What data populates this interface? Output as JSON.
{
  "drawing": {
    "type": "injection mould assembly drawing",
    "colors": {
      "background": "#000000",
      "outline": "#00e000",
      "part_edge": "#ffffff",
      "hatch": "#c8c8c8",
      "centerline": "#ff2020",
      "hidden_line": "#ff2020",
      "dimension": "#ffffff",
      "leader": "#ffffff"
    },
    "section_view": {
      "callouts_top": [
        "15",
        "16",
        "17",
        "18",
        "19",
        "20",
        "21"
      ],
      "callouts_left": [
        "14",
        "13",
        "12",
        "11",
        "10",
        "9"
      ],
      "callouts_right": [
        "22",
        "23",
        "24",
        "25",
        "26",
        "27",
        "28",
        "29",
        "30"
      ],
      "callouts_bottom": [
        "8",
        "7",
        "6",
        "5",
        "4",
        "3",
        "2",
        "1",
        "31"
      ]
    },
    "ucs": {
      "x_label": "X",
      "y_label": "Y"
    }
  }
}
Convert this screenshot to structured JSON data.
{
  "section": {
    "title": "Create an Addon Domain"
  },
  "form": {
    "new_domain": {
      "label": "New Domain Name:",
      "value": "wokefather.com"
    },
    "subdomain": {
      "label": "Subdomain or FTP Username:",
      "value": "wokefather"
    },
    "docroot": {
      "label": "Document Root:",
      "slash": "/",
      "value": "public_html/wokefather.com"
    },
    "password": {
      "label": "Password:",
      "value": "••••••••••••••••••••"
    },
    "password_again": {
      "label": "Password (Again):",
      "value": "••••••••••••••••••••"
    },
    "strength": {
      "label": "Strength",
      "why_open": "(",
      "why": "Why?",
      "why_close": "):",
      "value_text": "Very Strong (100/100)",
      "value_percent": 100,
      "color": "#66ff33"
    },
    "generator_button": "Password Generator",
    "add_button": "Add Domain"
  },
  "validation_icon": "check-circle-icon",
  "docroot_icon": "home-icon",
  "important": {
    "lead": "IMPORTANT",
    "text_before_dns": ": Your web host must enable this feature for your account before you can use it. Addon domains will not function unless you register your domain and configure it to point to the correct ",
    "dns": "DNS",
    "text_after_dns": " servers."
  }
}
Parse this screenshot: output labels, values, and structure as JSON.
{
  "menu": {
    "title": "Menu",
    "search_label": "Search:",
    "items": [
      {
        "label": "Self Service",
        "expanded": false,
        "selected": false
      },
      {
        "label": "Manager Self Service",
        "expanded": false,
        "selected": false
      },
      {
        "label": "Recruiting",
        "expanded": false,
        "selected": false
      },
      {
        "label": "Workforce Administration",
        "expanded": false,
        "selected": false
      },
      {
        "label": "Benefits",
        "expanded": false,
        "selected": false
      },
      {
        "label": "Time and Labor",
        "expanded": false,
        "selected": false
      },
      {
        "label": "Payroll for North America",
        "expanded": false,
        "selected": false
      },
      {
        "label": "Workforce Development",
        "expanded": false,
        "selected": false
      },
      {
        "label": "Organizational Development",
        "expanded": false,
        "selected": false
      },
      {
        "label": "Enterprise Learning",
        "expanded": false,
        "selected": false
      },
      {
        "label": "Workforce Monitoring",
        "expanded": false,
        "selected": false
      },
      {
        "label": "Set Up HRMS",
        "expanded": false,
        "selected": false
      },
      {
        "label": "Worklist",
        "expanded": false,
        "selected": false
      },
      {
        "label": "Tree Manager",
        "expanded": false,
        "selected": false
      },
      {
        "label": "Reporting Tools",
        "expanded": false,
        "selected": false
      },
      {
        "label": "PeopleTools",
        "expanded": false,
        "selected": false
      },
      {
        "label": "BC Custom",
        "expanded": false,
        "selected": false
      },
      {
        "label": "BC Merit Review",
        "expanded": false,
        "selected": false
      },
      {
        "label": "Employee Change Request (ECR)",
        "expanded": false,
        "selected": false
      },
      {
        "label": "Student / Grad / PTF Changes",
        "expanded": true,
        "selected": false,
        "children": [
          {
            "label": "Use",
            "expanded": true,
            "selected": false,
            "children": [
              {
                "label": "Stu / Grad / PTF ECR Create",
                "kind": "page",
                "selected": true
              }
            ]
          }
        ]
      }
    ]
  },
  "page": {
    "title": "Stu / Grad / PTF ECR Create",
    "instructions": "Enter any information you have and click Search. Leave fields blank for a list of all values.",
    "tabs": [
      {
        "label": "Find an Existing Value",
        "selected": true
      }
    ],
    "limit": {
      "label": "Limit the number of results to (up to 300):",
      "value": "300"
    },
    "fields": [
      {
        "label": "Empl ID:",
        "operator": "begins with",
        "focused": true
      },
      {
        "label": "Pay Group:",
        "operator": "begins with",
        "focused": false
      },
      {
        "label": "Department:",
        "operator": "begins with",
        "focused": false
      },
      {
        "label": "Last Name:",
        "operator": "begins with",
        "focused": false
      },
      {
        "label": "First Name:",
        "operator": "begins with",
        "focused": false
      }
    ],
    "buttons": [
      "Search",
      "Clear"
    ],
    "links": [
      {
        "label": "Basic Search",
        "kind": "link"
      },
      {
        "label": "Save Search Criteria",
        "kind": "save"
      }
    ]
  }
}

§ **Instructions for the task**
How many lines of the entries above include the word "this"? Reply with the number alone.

§ **Response to the task**
4